Assignment: Write every entry out again with no changes, and leave the images behind.

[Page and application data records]
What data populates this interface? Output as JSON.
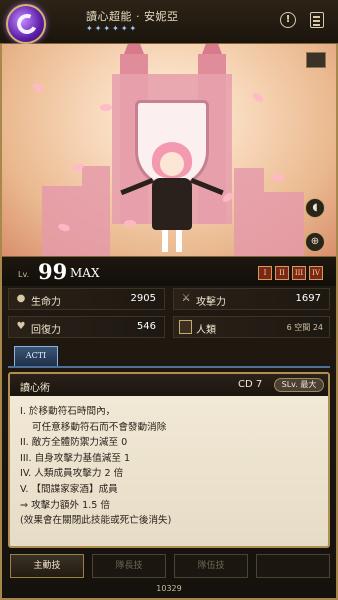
{
  "header": {
    "title": "讀心超能 · 安妮亞",
    "stars": "✦✦✦✦✦✦"
  },
  "level": {
    "prefix": "Lv.",
    "value": "99",
    "max_label": "MAX",
    "tiers": [
      "I",
      "II",
      "III",
      "IV"
    ]
  },
  "stats": {
    "hp_label": "生命力",
    "hp_value": "2905",
    "atk_label": "攻擊力",
    "atk_value": "1697",
    "rec_label": "回復力",
    "rec_value": "546",
    "race_label": "人類",
    "space_text": "6 空間 24"
  },
  "skill_tab": {
    "label": "ACTI"
  },
  "skill": {
    "name": "讀心術",
    "cd": "CD 7",
    "slv": "SLv. 最大",
    "lines": [
      "I. 於移動符石時間內，",
      "   可任意移動符石而不會發動消除",
      "II. 敵方全體防禦力減至 0",
      "III. 自身攻擊力基值減至 1",
      "IV. 人類成員攻擊力 2 倍",
      "V. 【間諜家家酒】成員",
      "⇒ 攻擊力額外 1.5 倍",
      "(效果會在關閉此技能或死亡後消失)"
    ]
  },
  "bottom_tabs": {
    "active_skill": "主動技",
    "leader_skill": "隊長技",
    "team_skill": "隊伍技",
    "extra": ""
  },
  "footer": {
    "number": "10329"
  },
  "colors": {
    "frame_gold": "#a8874a",
    "tab_blue": "#3a5476",
    "panel_bg": "#f3ead8"
  }
}
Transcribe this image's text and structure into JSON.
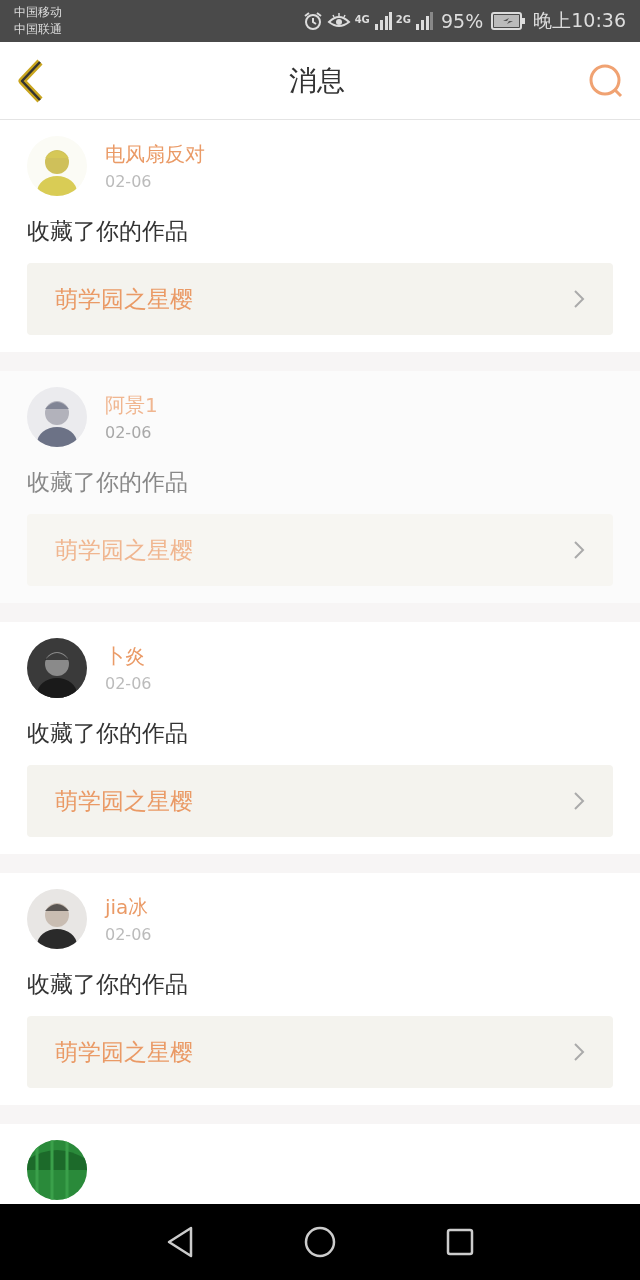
{
  "status_bar": {
    "carriers": [
      "中国移动",
      "中国联通"
    ],
    "network_1": "4G",
    "network_2": "2G",
    "battery": "95%",
    "time": "晚上10:36"
  },
  "header": {
    "title": "消息"
  },
  "messages": [
    {
      "name": "电风扇反对",
      "date": "02-06",
      "action": "收藏了你的作品",
      "work": "萌学园之星樱",
      "pressed": false
    },
    {
      "name": "阿景1",
      "date": "02-06",
      "action": "收藏了你的作品",
      "work": "萌学园之星樱",
      "pressed": true
    },
    {
      "name": "卜炎",
      "date": "02-06",
      "action": "收藏了你的作品",
      "work": "萌学园之星樱",
      "pressed": false
    },
    {
      "name": "jia冰",
      "date": "02-06",
      "action": "收藏了你的作品",
      "work": "萌学园之星樱",
      "pressed": false
    }
  ]
}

Output for this exercise:
What data populates this interface? Output as JSON.
{
  "header": {
    "title": "讀心超能 · 安妮亞",
    "stars": "✦✦✦✦✦✦"
  },
  "level": {
    "prefix": "Lv.",
    "value": "99",
    "max_label": "MAX",
    "tiers": [
      "I",
      "II",
      "III",
      "IV"
    ]
  },
  "stats": {
    "hp_label": "生命力",
    "hp_value": "2905",
    "atk_label": "攻擊力",
    "atk_value": "1697",
    "rec_label": "回復力",
    "rec_value": "546",
    "race_label": "人類",
    "space_text": "6 空間 24"
  },
  "skill_tab": {
    "label": "ACTI"
  },
  "skill": {
    "name": "讀心術",
    "cd": "CD 7",
    "slv": "SLv. 最大",
    "lines": [
      "I. 於移動符石時間內，",
      "   可任意移動符石而不會發動消除",
      "II. 敵方全體防禦力減至 0",
      "III. 自身攻擊力基值減至 1",
      "IV. 人類成員攻擊力 2 倍",
      "V. 【間諜家家酒】成員",
      "⇒ 攻擊力額外 1.5 倍",
      "(效果會在關閉此技能或死亡後消失)"
    ]
  },
  "bottom_tabs": {
    "active_skill": "主動技",
    "leader_skill": "隊長技",
    "team_skill": "隊伍技",
    "extra": ""
  },
  "footer": {
    "number": "10329"
  },
  "colors": {
    "frame_gold": "#a8874a",
    "tab_blue": "#3a5476",
    "panel_bg": "#f3ead8"
  }
}
Transcribe this image's text and structure into JSON.
{
  "status_bar": {
    "carriers": [
      "中国移动",
      "中国联通"
    ],
    "network_1": "4G",
    "network_2": "2G",
    "battery": "95%",
    "time": "晚上10:36"
  },
  "header": {
    "title": "消息"
  },
  "messages": [
    {
      "name": "电风扇反对",
      "date": "02-06",
      "action": "收藏了你的作品",
      "work": "萌学园之星樱",
      "pressed": false
    },
    {
      "name": "阿景1",
      "date": "02-06",
      "action": "收藏了你的作品",
      "work": "萌学园之星樱",
      "pressed": true
    },
    {
      "name": "卜炎",
      "date": "02-06",
      "action": "收藏了你的作品",
      "work": "萌学园之星樱",
      "pressed": false
    },
    {
      "name": "jia冰",
      "date": "02-06",
      "action": "收藏了你的作品",
      "work": "萌学园之星樱",
      "pressed": false
    }
  ]
}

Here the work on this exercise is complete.